DATASET EXTRACT section start

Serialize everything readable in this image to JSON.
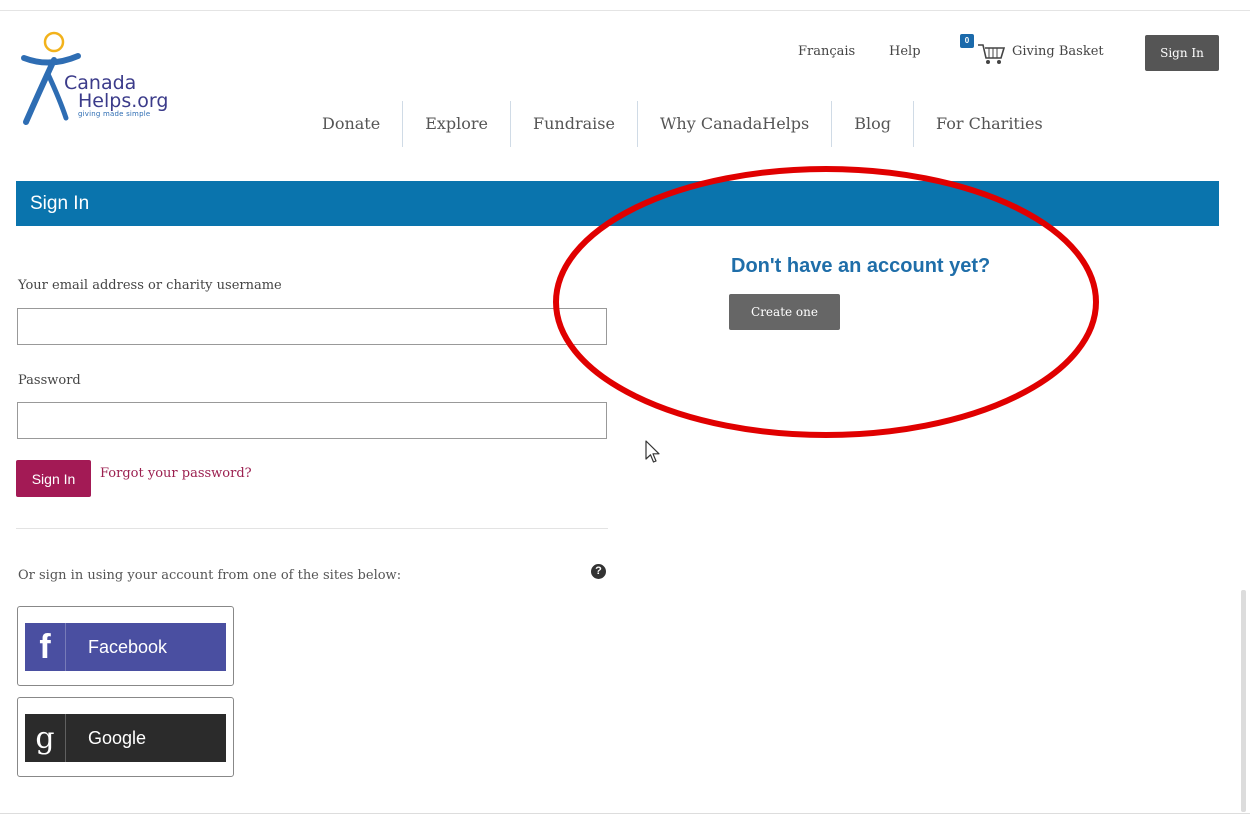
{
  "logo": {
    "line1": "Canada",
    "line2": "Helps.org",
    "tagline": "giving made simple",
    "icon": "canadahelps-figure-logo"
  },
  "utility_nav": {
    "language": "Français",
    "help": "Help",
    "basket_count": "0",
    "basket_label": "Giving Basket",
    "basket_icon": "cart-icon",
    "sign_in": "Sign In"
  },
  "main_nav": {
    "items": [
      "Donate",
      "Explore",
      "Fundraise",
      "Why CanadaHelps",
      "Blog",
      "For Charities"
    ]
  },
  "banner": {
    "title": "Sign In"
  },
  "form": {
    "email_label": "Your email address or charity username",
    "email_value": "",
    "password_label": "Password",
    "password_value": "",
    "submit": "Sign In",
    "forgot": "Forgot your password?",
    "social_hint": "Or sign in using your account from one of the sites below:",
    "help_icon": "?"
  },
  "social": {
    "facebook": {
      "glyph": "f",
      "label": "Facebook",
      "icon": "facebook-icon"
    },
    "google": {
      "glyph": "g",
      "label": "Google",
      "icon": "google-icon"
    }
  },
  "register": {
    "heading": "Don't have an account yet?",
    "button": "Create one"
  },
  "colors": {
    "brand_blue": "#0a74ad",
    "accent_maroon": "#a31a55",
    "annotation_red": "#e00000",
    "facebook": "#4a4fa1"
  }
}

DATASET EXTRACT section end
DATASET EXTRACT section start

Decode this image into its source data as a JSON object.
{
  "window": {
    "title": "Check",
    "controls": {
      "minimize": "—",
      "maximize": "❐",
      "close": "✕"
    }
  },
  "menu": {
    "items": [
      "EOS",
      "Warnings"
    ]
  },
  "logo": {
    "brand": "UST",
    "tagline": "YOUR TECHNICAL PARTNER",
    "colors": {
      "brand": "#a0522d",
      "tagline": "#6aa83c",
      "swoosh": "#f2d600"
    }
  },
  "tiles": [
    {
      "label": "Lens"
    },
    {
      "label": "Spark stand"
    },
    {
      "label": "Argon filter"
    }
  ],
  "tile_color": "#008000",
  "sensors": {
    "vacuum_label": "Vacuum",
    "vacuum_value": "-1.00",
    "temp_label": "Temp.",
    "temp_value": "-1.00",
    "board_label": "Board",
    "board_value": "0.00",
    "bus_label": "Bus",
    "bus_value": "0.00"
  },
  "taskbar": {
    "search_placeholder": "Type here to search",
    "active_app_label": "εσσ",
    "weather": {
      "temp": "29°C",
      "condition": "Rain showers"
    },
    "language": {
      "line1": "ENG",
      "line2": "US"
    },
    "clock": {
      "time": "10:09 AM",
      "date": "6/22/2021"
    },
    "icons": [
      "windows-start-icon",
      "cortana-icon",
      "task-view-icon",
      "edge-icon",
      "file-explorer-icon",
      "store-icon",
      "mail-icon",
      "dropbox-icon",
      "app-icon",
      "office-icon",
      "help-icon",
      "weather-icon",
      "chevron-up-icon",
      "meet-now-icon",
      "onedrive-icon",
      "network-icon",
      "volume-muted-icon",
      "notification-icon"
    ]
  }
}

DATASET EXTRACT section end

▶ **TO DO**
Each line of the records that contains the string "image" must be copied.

▶ **YOUR RESPONSE**
Serialize everything readable in this image to JSON.
Decode this image into its source data as a JSON object.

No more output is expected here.